As I read about bullying and incidents of bullying, I am continually amazed at how many times the administrators of a school will say they weren’t aware of the problem. I find this “it can’t happy here” attitude difficult to believe. I think administrators like to sweep it under the rug and call it by different names in an effort to not deal with it. Not because they don’t think it is important, but because of the complexity about what do to leaves them with more questions than answers.
For example, I know that when we have dealt with issues, we have been told that it is just “boys being boys.” Principals have also said that it is just a boy being a jerk, or a wise guy. Even so, when did that become acceptable? By not doing anything and dismissing it, administrators are giving the green light for that to continue and for other kids to behave that way if they so choose.
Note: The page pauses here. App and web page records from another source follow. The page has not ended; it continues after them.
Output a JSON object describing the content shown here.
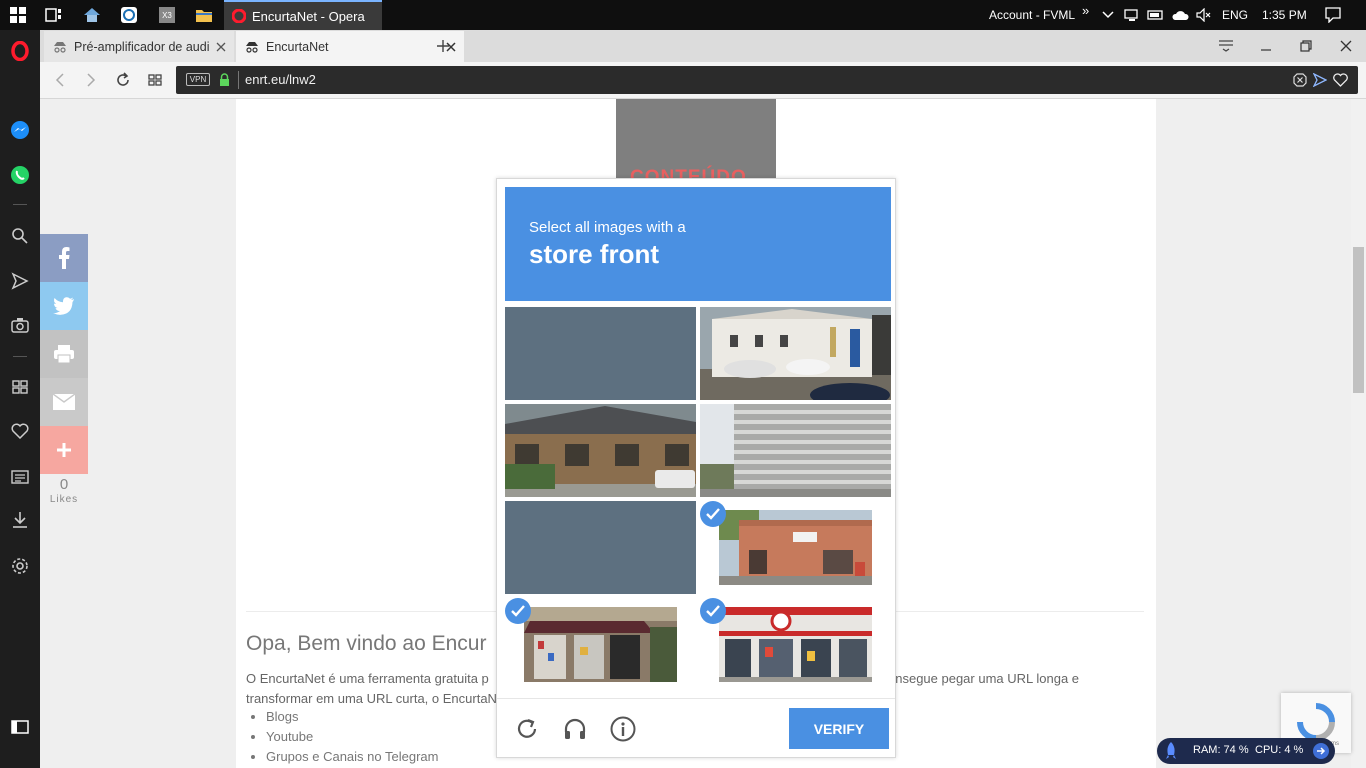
{
  "taskbar": {
    "active_app_title": "EncurtaNet - Opera",
    "account_label": "Account - FVML",
    "language": "ENG",
    "time": "1:35 PM",
    "overflow_glyph": "»",
    "pinned_label": "X3"
  },
  "tabs": [
    {
      "title": "Pré-amplificador de audio",
      "active": false
    },
    {
      "title": "EncurtaNet",
      "active": true
    }
  ],
  "address_bar": {
    "vpn_label": "VPN",
    "url": "enrt.eu/lnw2"
  },
  "share": {
    "buttons": [
      {
        "name": "facebook",
        "color": "#8b9dc3"
      },
      {
        "name": "twitter",
        "color": "#8ec9f0"
      },
      {
        "name": "print",
        "color": "#c2c2c2"
      },
      {
        "name": "email",
        "color": "#c9c9c9"
      },
      {
        "name": "more",
        "color": "#f6a7a0"
      }
    ],
    "likes_count": "0",
    "likes_label": "Likes"
  },
  "article": {
    "ad_text": "CONTEÚDO",
    "heading": "Opa, Bem vindo ao Encur",
    "para_line1_left": " O EncurtaNet é uma ferramenta gratuita p",
    "para_line1_right": "onsegue pegar uma URL longa e",
    "para_line2_left": "transformar em uma URL curta, o EncurtaN",
    "list_items": [
      "Blogs",
      "Youtube",
      "Grupos e Canais no Telegram"
    ]
  },
  "captcha": {
    "prompt": "Select all images with a",
    "target": "store front",
    "verify_label": "VERIFY",
    "accent": "#4a90e2",
    "cells": [
      {
        "desc": "blank",
        "selected": false
      },
      {
        "desc": "white-building",
        "selected": false
      },
      {
        "desc": "wood-house",
        "selected": false
      },
      {
        "desc": "office-building",
        "selected": false
      },
      {
        "desc": "blank",
        "selected": false
      },
      {
        "desc": "brick-store",
        "selected": true
      },
      {
        "desc": "storefront-awning",
        "selected": true
      },
      {
        "desc": "circle-k-store",
        "selected": true
      }
    ]
  },
  "recaptcha": {
    "terms": "rms"
  },
  "sysmon": {
    "ram_label": "RAM: 74 %",
    "cpu_label": "CPU: 4 %"
  }
}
So why do those in charge do this? I don’t know that I really have a straight forward answer to that question. I do, however, have a couple of theories. First, I think it can be that the parents intimidate or even bully the school and those in authority do not want to deal with those parents. In a society when people sue so quickly, schools worry about dealing with a law suit and will avoid it at all costs. Even at the cost of the emotional state of a child.
It might also be that the principal doesn’t feel that it is a high priority because of the way he or she is viewing it. This is unacceptable. When an administrator does rename what is going on in an effort to minimize it, it leaves the child and parents of that child feeling helpless. These are just excuses for those in charge to not deal with the issue at hand.
When a child is feeling belittled or attacked personally, the school has an obligation to step in. If it is a repeated incident, it is absolutely bullying and needs to stop. I do like to give the benefit of the doubt. It is possible that the child doing the bullying may not even realize his/her actions are hurting someone. If this is truly the case, a short conversation with the child will put an end to the hurt feelings. Any child who has been taught respect and compassion will stop when asked, particularly by an authority figure. However, more than likely there is some reason the child feels the need to put others down. Countless schools want to work with the child being bullied to help them through the tough situation. While this is all well and good, their primary focus needs to be the bully. Our schools must be required to set a plan in place to help the child doing the bullying learn to act in a socially acceptable manner.
We must let the school know it is unacceptable to continue down a road of apathy. We must fight for all children’s rights. Our children have a right to a public education without ridicule. The current state of our education in our country is dependent on it. When we look at education reform, I believe that we are putting emphasis on some of the wrong things. One overlooked item being a safe environment. So many children have no safety in their lives, either at home or school. As part of our education reform, we need to give our school environment an overhaul as well. Our schools must have the authority, but more importantly the courage, to deal with bullying.